The New York State Thruway Authority announced that Tappan Zee Constructors, LLC (TZC) has completed installation of the first stay cables on the New NY Bridge project. The stay cables, along with the 419-foot towers, will be the most prominent features of the new 3.1-mile structure. The first two stay cables were installed by TZC on the new northbound bridge’s main span on Thursday, July 21, 2016.
“The installation of the stay cables marks a major milestone in the construction of this critical project,” said Project Director Jamey Barbas. “This bridge will serve as a vital link for generations to come, and the cables will be one of its iconic features.”
“The stay cables and the concrete towers are the perfect combination of form and function,” said Terry Towle, TZC’s chief executive officer. “In addition to providing structural integrity for the bridge’s main span, they will be a visually stunning feature that defines the project.”
The stay cables are anchored to the interior of the bridge’s concrete towers and to the sides of structural steel field sections. The resulting tension will help support the main span roadway. New structural steel sections and stay cables will be simultaneously installed on alternating sides of the towers as work continues. Precast concrete deck panels will also be placed in the erected steel sections to provide a base driving surface.
The stay cables are comprised of numerous metal strands that are tightly packed in a protective sheath. The sheaths contain only a handful of strands at first, and additional strands are strung through the cable after the initial installation process to provide further strength.
Each side of the bridge’s towers will require 12 pairs of stay cables to support the main span roadway, utilizing 700 miles of metal strands in total.

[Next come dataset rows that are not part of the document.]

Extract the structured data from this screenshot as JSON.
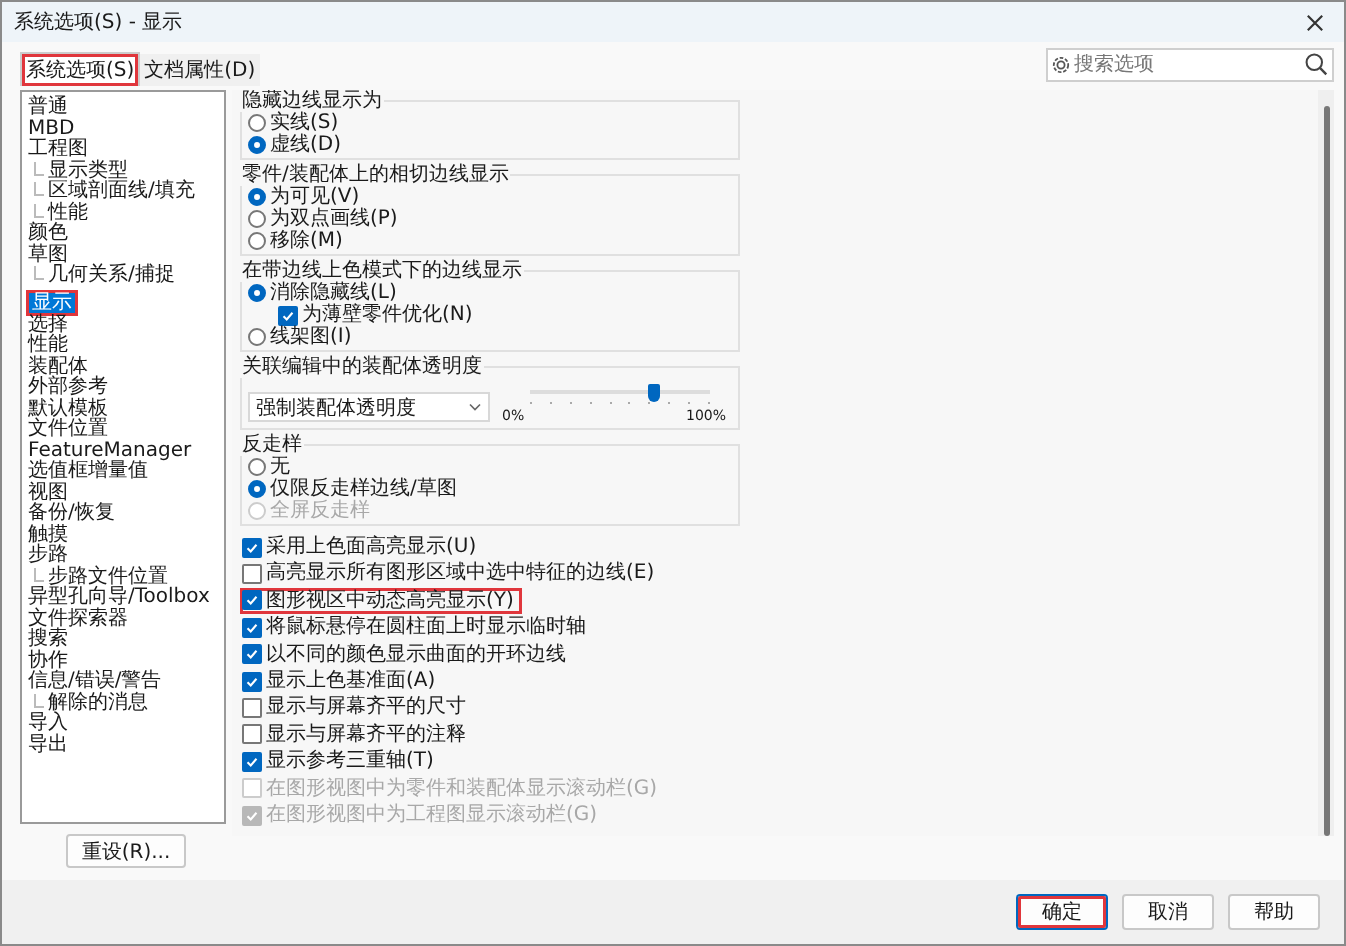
{
  "window": {
    "title": "系统选项(S) - 显示"
  },
  "tabs": [
    {
      "label": "系统选项(S)",
      "selected": true,
      "highlighted": true
    },
    {
      "label": "文档属性(D)",
      "selected": false,
      "highlighted": false
    }
  ],
  "search": {
    "placeholder": "搜索选项"
  },
  "sidebar": {
    "items": [
      {
        "label": "普通",
        "selected": false,
        "highlighted": false
      },
      {
        "label": "MBD",
        "selected": false,
        "highlighted": false
      },
      {
        "label": "工程图",
        "selected": false,
        "highlighted": false,
        "children": [
          {
            "label": "显示类型",
            "selected": false,
            "highlighted": false
          },
          {
            "label": "区域剖面线/填充",
            "selected": false,
            "highlighted": false
          },
          {
            "label": "性能",
            "selected": false,
            "highlighted": false
          }
        ]
      },
      {
        "label": "颜色",
        "selected": false,
        "highlighted": false
      },
      {
        "label": "草图",
        "selected": false,
        "highlighted": false,
        "children": [
          {
            "label": "几何关系/捕捉",
            "selected": false,
            "highlighted": false
          }
        ]
      },
      {
        "label": "显示",
        "selected": true,
        "highlighted": true
      },
      {
        "label": "选择",
        "selected": false,
        "highlighted": false
      },
      {
        "label": "性能",
        "selected": false,
        "highlighted": false
      },
      {
        "label": "装配体",
        "selected": false,
        "highlighted": false
      },
      {
        "label": "外部参考",
        "selected": false,
        "highlighted": false
      },
      {
        "label": "默认模板",
        "selected": false,
        "highlighted": false
      },
      {
        "label": "文件位置",
        "selected": false,
        "highlighted": false
      },
      {
        "label": "FeatureManager",
        "selected": false,
        "highlighted": false
      },
      {
        "label": "选值框增量值",
        "selected": false,
        "highlighted": false
      },
      {
        "label": "视图",
        "selected": false,
        "highlighted": false
      },
      {
        "label": "备份/恢复",
        "selected": false,
        "highlighted": false
      },
      {
        "label": "触摸",
        "selected": false,
        "highlighted": false
      },
      {
        "label": "步路",
        "selected": false,
        "highlighted": false,
        "children": [
          {
            "label": "步路文件位置",
            "selected": false,
            "highlighted": false
          }
        ]
      },
      {
        "label": "异型孔向导/Toolbox",
        "selected": false,
        "highlighted": false
      },
      {
        "label": "文件探索器",
        "selected": false,
        "highlighted": false
      },
      {
        "label": "搜索",
        "selected": false,
        "highlighted": false
      },
      {
        "label": "协作",
        "selected": false,
        "highlighted": false
      },
      {
        "label": "信息/错误/警告",
        "selected": false,
        "highlighted": false,
        "children": [
          {
            "label": "解除的消息",
            "selected": false,
            "highlighted": false
          }
        ]
      },
      {
        "label": "导入",
        "selected": false,
        "highlighted": false
      },
      {
        "label": "导出",
        "selected": false,
        "highlighted": false
      }
    ]
  },
  "reset_button": "重设(R)...",
  "groups": [
    {
      "title": "隐藏边线显示为",
      "options": [
        {
          "kind": "radio",
          "label": "实线(S)",
          "selected": false,
          "disabled": false
        },
        {
          "kind": "radio",
          "label": "虚线(D)",
          "selected": true,
          "disabled": false
        }
      ]
    },
    {
      "title": "零件/装配体上的相切边线显示",
      "options": [
        {
          "kind": "radio",
          "label": "为可见(V)",
          "selected": true,
          "disabled": false
        },
        {
          "kind": "radio",
          "label": "为双点画线(P)",
          "selected": false,
          "disabled": false
        },
        {
          "kind": "radio",
          "label": "移除(M)",
          "selected": false,
          "disabled": false
        }
      ]
    },
    {
      "title": "在带边线上色模式下的边线显示",
      "options": [
        {
          "kind": "radio",
          "label": "消除隐藏线(L)",
          "selected": true,
          "disabled": false,
          "children": [
            {
              "kind": "checkbox",
              "label": "为薄壁零件优化(N)",
              "checked": true,
              "disabled": false
            }
          ]
        },
        {
          "kind": "radio",
          "label": "线架图(I)",
          "selected": false,
          "disabled": false
        }
      ]
    },
    {
      "title": "关联编辑中的装配体透明度",
      "options": [
        {
          "kind": "transparency",
          "value": "强制装配体透明度",
          "min_label": "0%",
          "max_label": "100%",
          "level": 0.68
        }
      ]
    },
    {
      "title": "反走样",
      "options": [
        {
          "kind": "radio",
          "label": "无",
          "selected": false,
          "disabled": false
        },
        {
          "kind": "radio",
          "label": "仅限反走样边线/草图",
          "selected": true,
          "disabled": false
        },
        {
          "kind": "radio",
          "label": "全屏反走样",
          "selected": false,
          "disabled": true
        }
      ]
    }
  ],
  "checkboxes": [
    {
      "label": "采用上色面高亮显示(U)",
      "checked": true,
      "disabled": false,
      "highlighted": false
    },
    {
      "label": "高亮显示所有图形区域中选中特征的边线(E)",
      "checked": false,
      "disabled": false,
      "highlighted": false
    },
    {
      "label": "图形视区中动态高亮显示(Y)",
      "checked": true,
      "disabled": false,
      "highlighted": true
    },
    {
      "label": "将鼠标悬停在圆柱面上时显示临时轴",
      "checked": true,
      "disabled": false,
      "highlighted": false
    },
    {
      "label": "以不同的颜色显示曲面的开环边线",
      "checked": true,
      "disabled": false,
      "highlighted": false
    },
    {
      "label": "显示上色基准面(A)",
      "checked": true,
      "disabled": false,
      "highlighted": false
    },
    {
      "label": "显示与屏幕齐平的尺寸",
      "checked": false,
      "disabled": false,
      "highlighted": false
    },
    {
      "label": "显示与屏幕齐平的注释",
      "checked": false,
      "disabled": false,
      "highlighted": false
    },
    {
      "label": "显示参考三重轴(T)",
      "checked": true,
      "disabled": false,
      "highlighted": false
    },
    {
      "label": "在图形视图中为零件和装配体显示滚动栏(G)",
      "checked": false,
      "disabled": true,
      "highlighted": false
    },
    {
      "label": "在图形视图中为工程图显示滚动栏(G)",
      "checked": true,
      "disabled": true,
      "highlighted": false
    }
  ],
  "buttons": [
    {
      "label": "确定",
      "default": true,
      "highlighted": true
    },
    {
      "label": "取消",
      "default": false,
      "highlighted": false
    },
    {
      "label": "帮助",
      "default": false,
      "highlighted": false
    }
  ]
}
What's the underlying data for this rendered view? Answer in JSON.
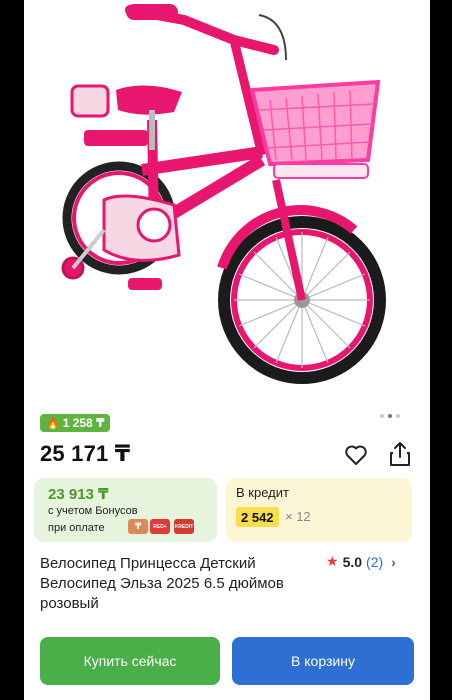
{
  "colors": {
    "bonus_green": "#4b9a2c",
    "buy_button": "#4aae49",
    "cart_button": "#2e6fd3",
    "credit_highlight": "#f7de4a",
    "rating_star": "#e23b3b",
    "product_pink": "#e8166f"
  },
  "gallery": {
    "image_count": 3,
    "active_index": 1
  },
  "bonus_badge": {
    "icon": "flame-icon",
    "value": "1 258 ₸"
  },
  "price": "25 171 ₸",
  "actions": {
    "favorite_icon": "heart-icon",
    "share_icon": "share-icon"
  },
  "bonus_card": {
    "price": "23 913 ₸",
    "line1": "с учетом Бонусов",
    "line2": "при оплате",
    "payment_icons": [
      {
        "name": "kaspi-icon",
        "label": "₸"
      },
      {
        "name": "red-icon",
        "label": "RED+"
      },
      {
        "name": "kredit-icon",
        "label": "KREDIT"
      }
    ]
  },
  "credit_card": {
    "label": "В кредит",
    "amount": "2 542",
    "months": "× 12"
  },
  "product": {
    "title": "Велосипед Принцесса Детский Велосипед Эльза 2025 6.5 дюймов розовый",
    "rating": "5.0",
    "reviews": "(2)"
  },
  "buttons": {
    "buy_now": "Купить сейчас",
    "add_to_cart": "В корзину"
  }
}
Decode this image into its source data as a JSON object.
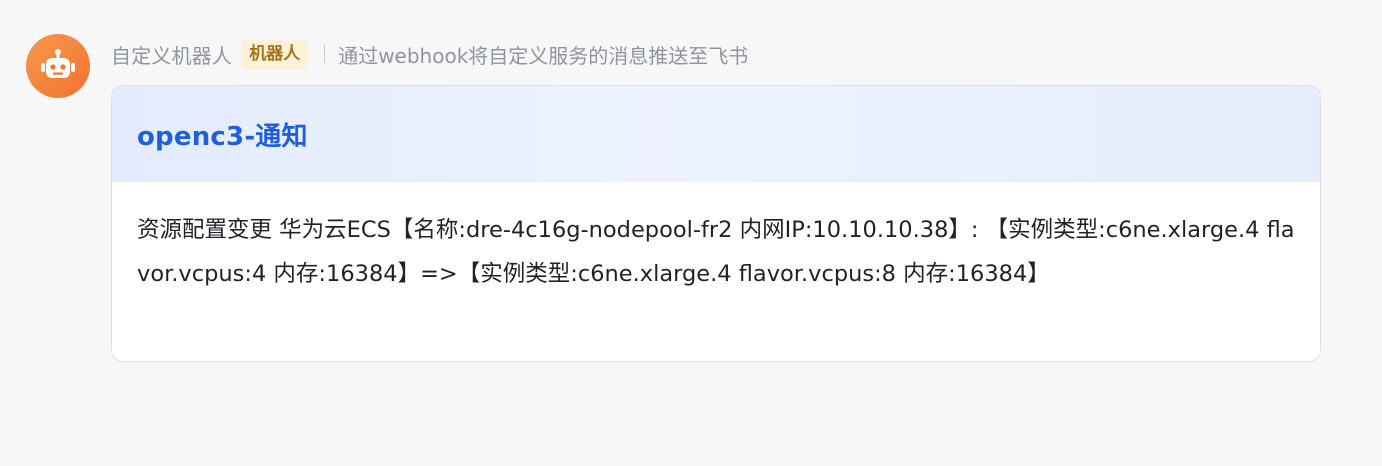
{
  "message": {
    "avatar_icon": "robot-icon",
    "avatar_color": "#f0732f",
    "sender_name": "自定义机器人",
    "badge": "机器人",
    "description": "通过webhook将自定义服务的消息推送至飞书"
  },
  "card": {
    "title": "openc3-通知",
    "title_color": "#1f5fde",
    "body": "资源配置变更 华为云ECS【名称:dre-4c16g-nodepool-fr2 内网IP:10.10.10.38】: 【实例类型:c6ne.xlarge.4 flavor.vcpus:4 内存:16384】=>【实例类型:c6ne.xlarge.4 flavor.vcpus:8 内存:16384】"
  }
}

Those interested in a closer look are invited to view the daily project progress via the project’s webcams and photo gallery as well as by visiting the New NY Bridge construction viewing platforms at Scenic Hudson RiverWalk Park in Tarrytown and Memorial Park in Nyack.